Determine how many lines in the entries below contain "text", and output that number alone.
#### Material shown
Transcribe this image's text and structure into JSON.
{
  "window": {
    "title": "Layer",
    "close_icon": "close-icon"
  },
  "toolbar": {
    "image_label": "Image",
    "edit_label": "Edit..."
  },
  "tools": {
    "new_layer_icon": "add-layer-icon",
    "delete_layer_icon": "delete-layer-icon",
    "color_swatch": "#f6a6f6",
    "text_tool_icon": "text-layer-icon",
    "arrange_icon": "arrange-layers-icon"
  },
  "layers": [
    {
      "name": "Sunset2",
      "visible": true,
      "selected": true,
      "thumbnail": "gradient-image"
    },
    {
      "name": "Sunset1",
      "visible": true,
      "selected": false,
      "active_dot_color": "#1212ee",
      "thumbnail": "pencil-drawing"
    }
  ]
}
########
_Exercise solution_
2